(Items from a dataset)
--- START ---

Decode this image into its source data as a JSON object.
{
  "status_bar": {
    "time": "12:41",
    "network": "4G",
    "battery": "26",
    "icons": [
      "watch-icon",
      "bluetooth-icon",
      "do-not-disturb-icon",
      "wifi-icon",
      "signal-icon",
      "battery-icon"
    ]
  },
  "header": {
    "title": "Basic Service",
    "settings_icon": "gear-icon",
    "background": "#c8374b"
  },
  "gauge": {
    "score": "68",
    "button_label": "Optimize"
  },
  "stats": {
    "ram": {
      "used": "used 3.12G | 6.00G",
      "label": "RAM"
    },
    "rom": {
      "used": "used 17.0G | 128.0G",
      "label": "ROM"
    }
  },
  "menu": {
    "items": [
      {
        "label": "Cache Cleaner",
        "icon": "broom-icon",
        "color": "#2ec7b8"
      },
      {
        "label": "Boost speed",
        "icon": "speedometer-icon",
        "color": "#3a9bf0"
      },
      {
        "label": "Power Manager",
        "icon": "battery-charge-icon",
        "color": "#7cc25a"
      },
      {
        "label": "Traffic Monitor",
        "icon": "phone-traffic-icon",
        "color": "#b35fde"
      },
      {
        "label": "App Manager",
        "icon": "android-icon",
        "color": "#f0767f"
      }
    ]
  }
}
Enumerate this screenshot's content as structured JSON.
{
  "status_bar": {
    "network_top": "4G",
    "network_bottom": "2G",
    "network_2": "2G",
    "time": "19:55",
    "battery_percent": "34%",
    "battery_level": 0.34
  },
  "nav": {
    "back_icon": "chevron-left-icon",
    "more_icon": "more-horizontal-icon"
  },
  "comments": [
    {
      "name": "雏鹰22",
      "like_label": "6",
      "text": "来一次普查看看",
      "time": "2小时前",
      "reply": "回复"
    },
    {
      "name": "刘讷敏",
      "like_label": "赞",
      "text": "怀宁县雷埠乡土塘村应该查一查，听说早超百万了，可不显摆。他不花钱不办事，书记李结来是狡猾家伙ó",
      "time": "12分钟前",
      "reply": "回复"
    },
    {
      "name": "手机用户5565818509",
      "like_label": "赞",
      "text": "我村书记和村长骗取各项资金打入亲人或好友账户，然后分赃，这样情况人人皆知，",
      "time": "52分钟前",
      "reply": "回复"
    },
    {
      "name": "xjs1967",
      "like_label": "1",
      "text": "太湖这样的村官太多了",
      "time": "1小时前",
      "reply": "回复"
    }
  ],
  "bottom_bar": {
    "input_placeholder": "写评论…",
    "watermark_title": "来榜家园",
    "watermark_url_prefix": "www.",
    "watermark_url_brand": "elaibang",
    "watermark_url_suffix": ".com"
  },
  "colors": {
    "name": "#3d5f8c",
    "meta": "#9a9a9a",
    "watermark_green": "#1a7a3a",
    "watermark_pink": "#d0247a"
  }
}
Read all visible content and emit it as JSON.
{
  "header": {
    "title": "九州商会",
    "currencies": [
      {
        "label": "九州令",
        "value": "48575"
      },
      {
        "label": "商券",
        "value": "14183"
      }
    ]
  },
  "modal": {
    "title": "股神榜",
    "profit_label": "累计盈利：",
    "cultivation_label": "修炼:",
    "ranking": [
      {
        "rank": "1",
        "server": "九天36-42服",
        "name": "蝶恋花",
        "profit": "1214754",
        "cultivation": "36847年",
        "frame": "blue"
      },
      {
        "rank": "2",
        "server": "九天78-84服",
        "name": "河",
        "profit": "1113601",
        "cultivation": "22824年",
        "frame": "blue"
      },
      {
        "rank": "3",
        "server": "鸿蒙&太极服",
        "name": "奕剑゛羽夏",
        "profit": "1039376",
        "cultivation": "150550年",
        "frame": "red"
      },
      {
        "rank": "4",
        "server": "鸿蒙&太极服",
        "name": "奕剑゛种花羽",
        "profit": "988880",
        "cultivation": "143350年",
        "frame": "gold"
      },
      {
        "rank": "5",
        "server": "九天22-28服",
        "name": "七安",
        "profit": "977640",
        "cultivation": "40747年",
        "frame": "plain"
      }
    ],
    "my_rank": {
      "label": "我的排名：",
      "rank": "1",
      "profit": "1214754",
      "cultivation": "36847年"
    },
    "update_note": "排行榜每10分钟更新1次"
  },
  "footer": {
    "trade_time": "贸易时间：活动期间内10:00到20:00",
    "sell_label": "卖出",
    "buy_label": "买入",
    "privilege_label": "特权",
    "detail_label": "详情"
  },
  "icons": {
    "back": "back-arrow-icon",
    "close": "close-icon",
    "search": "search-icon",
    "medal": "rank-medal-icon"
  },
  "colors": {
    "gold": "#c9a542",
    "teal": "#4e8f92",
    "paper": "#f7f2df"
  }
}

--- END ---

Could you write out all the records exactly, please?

Decode this image into its source data as a JSON object.
{
  "status_bar": {
    "time": "12:41",
    "network": "4G",
    "battery": "26",
    "icons": [
      "watch-icon",
      "bluetooth-icon",
      "do-not-disturb-icon",
      "wifi-icon",
      "signal-icon",
      "battery-icon"
    ]
  },
  "header": {
    "title": "Basic Service",
    "settings_icon": "gear-icon",
    "background": "#c8374b"
  },
  "gauge": {
    "score": "68",
    "button_label": "Optimize"
  },
  "stats": {
    "ram": {
      "used": "used 3.12G | 6.00G",
      "label": "RAM"
    },
    "rom": {
      "used": "used 17.0G | 128.0G",
      "label": "ROM"
    }
  },
  "menu": {
    "items": [
      {
        "label": "Cache Cleaner",
        "icon": "broom-icon",
        "color": "#2ec7b8"
      },
      {
        "label": "Boost speed",
        "icon": "speedometer-icon",
        "color": "#3a9bf0"
      },
      {
        "label": "Power Manager",
        "icon": "battery-charge-icon",
        "color": "#7cc25a"
      },
      {
        "label": "Traffic Monitor",
        "icon": "phone-traffic-icon",
        "color": "#b35fde"
      },
      {
        "label": "App Manager",
        "icon": "android-icon",
        "color": "#f0767f"
      }
    ]
  }
}
Enumerate this screenshot's content as structured JSON.
{
  "status_bar": {
    "network_top": "4G",
    "network_bottom": "2G",
    "network_2": "2G",
    "time": "19:55",
    "battery_percent": "34%",
    "battery_level": 0.34
  },
  "nav": {
    "back_icon": "chevron-left-icon",
    "more_icon": "more-horizontal-icon"
  },
  "comments": [
    {
      "name": "雏鹰22",
      "like_label": "6",
      "text": "来一次普查看看",
      "time": "2小时前",
      "reply": "回复"
    },
    {
      "name": "刘讷敏",
      "like_label": "赞",
      "text": "怀宁县雷埠乡土塘村应该查一查，听说早超百万了，可不显摆。他不花钱不办事，书记李结来是狡猾家伙ó",
      "time": "12分钟前",
      "reply": "回复"
    },
    {
      "name": "手机用户5565818509",
      "like_label": "赞",
      "text": "我村书记和村长骗取各项资金打入亲人或好友账户，然后分赃，这样情况人人皆知，",
      "time": "52分钟前",
      "reply": "回复"
    },
    {
      "name": "xjs1967",
      "like_label": "1",
      "text": "太湖这样的村官太多了",
      "time": "1小时前",
      "reply": "回复"
    }
  ],
  "bottom_bar": {
    "input_placeholder": "写评论…",
    "watermark_title": "来榜家园",
    "watermark_url_prefix": "www.",
    "watermark_url_brand": "elaibang",
    "watermark_url_suffix": ".com"
  },
  "colors": {
    "name": "#3d5f8c",
    "meta": "#9a9a9a",
    "watermark_green": "#1a7a3a",
    "watermark_pink": "#d0247a"
  }
}
Read all visible content and emit it as JSON.
{
  "header": {
    "title": "九州商会",
    "currencies": [
      {
        "label": "九州令",
        "value": "48575"
      },
      {
        "label": "商券",
        "value": "14183"
      }
    ]
  },
  "modal": {
    "title": "股神榜",
    "profit_label": "累计盈利：",
    "cultivation_label": "修炼:",
    "ranking": [
      {
        "rank": "1",
        "server": "九天36-42服",
        "name": "蝶恋花",
        "profit": "1214754",
        "cultivation": "36847年",
        "frame": "blue"
      },
      {
        "rank": "2",
        "server": "九天78-84服",
        "name": "河",
        "profit": "1113601",
        "cultivation": "22824年",
        "frame": "blue"
      },
      {
        "rank": "3",
        "server": "鸿蒙&太极服",
        "name": "奕剑゛羽夏",
        "profit": "1039376",
        "cultivation": "150550年",
        "frame": "red"
      },
      {
        "rank": "4",
        "server": "鸿蒙&太极服",
        "name": "奕剑゛种花羽",
        "profit": "988880",
        "cultivation": "143350年",
        "frame": "gold"
      },
      {
        "rank": "5",
        "server": "九天22-28服",
        "name": "七安",
        "profit": "977640",
        "cultivation": "40747年",
        "frame": "plain"
      }
    ],
    "my_rank": {
      "label": "我的排名：",
      "rank": "1",
      "profit": "1214754",
      "cultivation": "36847年"
    },
    "update_note": "排行榜每10分钟更新1次"
  },
  "footer": {
    "trade_time": "贸易时间：活动期间内10:00到20:00",
    "sell_label": "卖出",
    "buy_label": "买入",
    "privilege_label": "特权",
    "detail_label": "详情"
  },
  "icons": {
    "back": "back-arrow-icon",
    "close": "close-icon",
    "search": "search-icon",
    "medal": "rank-medal-icon"
  },
  "colors": {
    "gold": "#c9a542",
    "teal": "#4e8f92",
    "paper": "#f7f2df"
  }
}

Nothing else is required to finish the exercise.